Among the entries that follow, how many lines contain the string "title"? Write the number alone.

_RECORDS FOR PROCESSING_.
►
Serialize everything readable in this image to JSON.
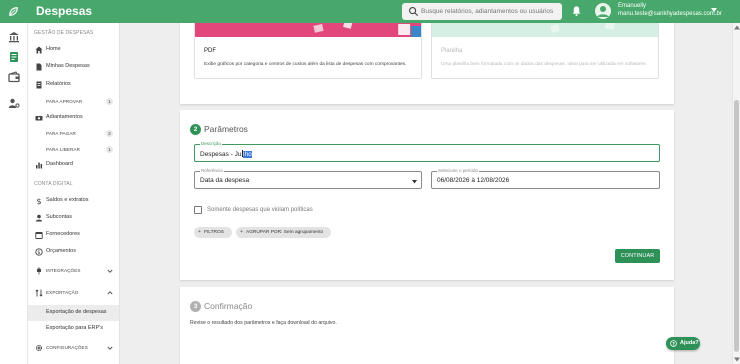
{
  "header": {
    "title": "Despesas",
    "search_placeholder": "Busque relatórios, adiantamentos ou usuários",
    "user_name": "Emanuelly",
    "user_email": "manu.teste@sankhyadespesas.com.br"
  },
  "sidebar": {
    "section_gestao": "GESTÃO DE DESPESAS",
    "section_conta": "CONTA DIGITAL",
    "items": {
      "home": "Home",
      "minhas_despesas": "Minhas Despesas",
      "relatorios": "Relatórios",
      "para_aprovar": "PARA APROVAR",
      "para_aprovar_count": "1",
      "adiantamentos": "Adiantamentos",
      "para_pagar": "PARA PAGAR",
      "para_pagar_count": "2",
      "para_liberar": "PARA LIBERAR",
      "para_liberar_count": "1",
      "dashboard": "Dashboard",
      "saldos": "Saldos e extratos",
      "subcontas": "Subcontas",
      "fornecedores": "Fornecedores",
      "orcamentos": "Orçamentos",
      "integracoes": "INTEGRAÇÕES",
      "exportacao": "EXPORTAÇÃO",
      "exportacao_despesas": "Exportação de despesas",
      "exportacao_erps": "Exportação para ERP's",
      "configuracoes": "CONFIGURAÇÕES"
    }
  },
  "export_options": {
    "pdf": {
      "title": "PDF",
      "description": "Exibe gráficos por categoria e centros de custos além da lista de despesas com comprovantes."
    },
    "sheet": {
      "title": "Planilha",
      "description": "Uma planilha bem formatada com os dados das despesas. Ideal para ser utilizada em softwares."
    }
  },
  "parameters": {
    "step_number": "2",
    "title": "Parâmetros",
    "description_label": "Descrição",
    "description_value_before": "Despesas - Ju",
    "description_value_selected": "lho",
    "reference_label": "Referência",
    "reference_value": "Data da despesa",
    "period_label": "Selecione o período",
    "period_value": "06/08/2026 à 12/08/2026",
    "checkbox_label": "Somente despesas que violam políticas",
    "checkbox_checked": false,
    "chip_filters": "FILTROS",
    "chip_group": "AGRUPAR POR: Sem agrupamento",
    "continue_label": "CONTINUAR"
  },
  "confirmation": {
    "step_number": "3",
    "title": "Confirmação",
    "description": "Revise o resultado dos parâmetros e faça download do arquivo."
  },
  "help": {
    "label": "Ajuda?"
  },
  "colors": {
    "brand_green": "#48a86c",
    "button_green": "#2e9158",
    "pdf_banner": "#e1477a",
    "sheet_banner": "#d5efe4",
    "step_active": "#2e9158",
    "step_inactive": "#b0b0b0"
  },
  "icons": [
    "logo-icon",
    "search-icon",
    "bell-icon",
    "avatar-icon",
    "caret-down-icon"
  ]
}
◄
_EXERCISE OUTPUT_. 5